A strong relationship between ENSO and rainfall in the main rain season (Oct-Jan) on the leeward islands of Aruba, Curaçao and Bonaire is found. It can easily be used for skillful seasonal predictions, with an anomaly correlation coefficient r~0.6 on historical data. The other two seasons, Feb-May and Jun-Sep, also show correlations with ENSO that can be exploited for predictions, r=0.4 to 0.5. Correlations with sea surface temperatures in other Pacific and Atlantic Ocean regions are present during the last 50 years, but are absent in earlier data. Most of these results are also applicable to other stations in northern South America. Regressions with the circulation show that the main intermediate factors are upper-level divergence and vorticity, and at lower levels a veering of the trade winds. This modifies the descending limb of the sea-continent breeze circulation that is responsible for the dry zone off the coast.
A Martis, GJ van Oldenborgh, G Burgers.
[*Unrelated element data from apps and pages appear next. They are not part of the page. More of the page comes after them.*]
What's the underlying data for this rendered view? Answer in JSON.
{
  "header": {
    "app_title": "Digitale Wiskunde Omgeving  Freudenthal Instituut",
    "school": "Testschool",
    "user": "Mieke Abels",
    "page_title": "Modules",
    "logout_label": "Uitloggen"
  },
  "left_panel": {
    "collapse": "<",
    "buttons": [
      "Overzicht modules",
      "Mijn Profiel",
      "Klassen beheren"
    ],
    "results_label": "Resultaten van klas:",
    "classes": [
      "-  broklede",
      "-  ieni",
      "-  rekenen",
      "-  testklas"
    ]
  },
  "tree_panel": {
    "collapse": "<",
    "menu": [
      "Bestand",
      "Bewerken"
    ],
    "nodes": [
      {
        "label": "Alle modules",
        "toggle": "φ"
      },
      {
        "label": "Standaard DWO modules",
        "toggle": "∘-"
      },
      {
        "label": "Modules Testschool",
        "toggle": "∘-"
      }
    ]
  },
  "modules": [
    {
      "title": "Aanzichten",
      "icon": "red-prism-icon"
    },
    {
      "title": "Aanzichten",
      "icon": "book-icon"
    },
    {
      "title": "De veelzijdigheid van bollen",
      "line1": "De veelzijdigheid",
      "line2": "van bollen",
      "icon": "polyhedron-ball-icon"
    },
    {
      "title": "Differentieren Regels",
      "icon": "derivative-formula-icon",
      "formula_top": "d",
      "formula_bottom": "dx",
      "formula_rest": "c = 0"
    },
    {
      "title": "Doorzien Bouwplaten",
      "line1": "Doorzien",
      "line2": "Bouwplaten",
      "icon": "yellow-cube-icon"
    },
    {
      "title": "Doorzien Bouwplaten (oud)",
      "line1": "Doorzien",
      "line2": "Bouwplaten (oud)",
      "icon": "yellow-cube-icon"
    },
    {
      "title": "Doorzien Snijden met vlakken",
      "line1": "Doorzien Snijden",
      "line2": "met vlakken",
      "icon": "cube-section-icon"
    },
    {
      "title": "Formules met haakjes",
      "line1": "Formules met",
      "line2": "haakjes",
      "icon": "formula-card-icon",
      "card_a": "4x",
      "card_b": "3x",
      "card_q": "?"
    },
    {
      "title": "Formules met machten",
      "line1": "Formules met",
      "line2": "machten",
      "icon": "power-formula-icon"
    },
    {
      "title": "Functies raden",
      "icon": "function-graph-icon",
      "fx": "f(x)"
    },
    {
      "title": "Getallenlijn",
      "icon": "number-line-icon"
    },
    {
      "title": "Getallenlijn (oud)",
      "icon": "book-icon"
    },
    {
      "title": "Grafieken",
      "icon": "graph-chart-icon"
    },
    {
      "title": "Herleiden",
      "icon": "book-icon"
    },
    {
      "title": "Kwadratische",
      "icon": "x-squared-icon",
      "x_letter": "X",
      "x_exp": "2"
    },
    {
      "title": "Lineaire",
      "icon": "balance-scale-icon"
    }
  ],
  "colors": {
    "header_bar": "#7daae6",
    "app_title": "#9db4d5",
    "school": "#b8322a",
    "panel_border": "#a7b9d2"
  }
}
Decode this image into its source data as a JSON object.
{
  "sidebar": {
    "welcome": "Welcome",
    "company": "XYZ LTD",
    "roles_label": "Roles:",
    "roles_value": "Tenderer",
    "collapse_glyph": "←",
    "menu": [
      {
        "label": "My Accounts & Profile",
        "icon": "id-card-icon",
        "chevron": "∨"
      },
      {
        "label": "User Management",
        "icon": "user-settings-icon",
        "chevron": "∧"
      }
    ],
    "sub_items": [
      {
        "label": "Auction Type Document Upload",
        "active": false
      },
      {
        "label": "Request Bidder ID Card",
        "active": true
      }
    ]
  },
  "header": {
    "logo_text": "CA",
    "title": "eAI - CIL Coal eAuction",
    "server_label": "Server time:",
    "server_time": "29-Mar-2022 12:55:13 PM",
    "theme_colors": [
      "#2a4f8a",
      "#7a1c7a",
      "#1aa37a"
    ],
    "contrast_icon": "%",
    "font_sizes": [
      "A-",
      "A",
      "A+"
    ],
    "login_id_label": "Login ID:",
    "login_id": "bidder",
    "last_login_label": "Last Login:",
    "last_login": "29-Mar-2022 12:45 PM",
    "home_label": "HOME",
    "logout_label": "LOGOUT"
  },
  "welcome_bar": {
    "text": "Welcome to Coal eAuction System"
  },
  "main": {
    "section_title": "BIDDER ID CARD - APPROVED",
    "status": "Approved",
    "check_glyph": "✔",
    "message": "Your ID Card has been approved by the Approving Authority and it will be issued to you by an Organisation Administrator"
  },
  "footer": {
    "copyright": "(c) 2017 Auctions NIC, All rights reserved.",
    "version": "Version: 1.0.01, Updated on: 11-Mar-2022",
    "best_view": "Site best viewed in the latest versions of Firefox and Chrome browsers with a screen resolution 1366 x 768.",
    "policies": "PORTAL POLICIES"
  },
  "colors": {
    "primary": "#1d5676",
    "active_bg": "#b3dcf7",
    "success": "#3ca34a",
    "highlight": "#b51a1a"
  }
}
Predicting rainfall in the Dutch Caribbean - more than El Niño?
published, Int. J. Climatology, 2002, 22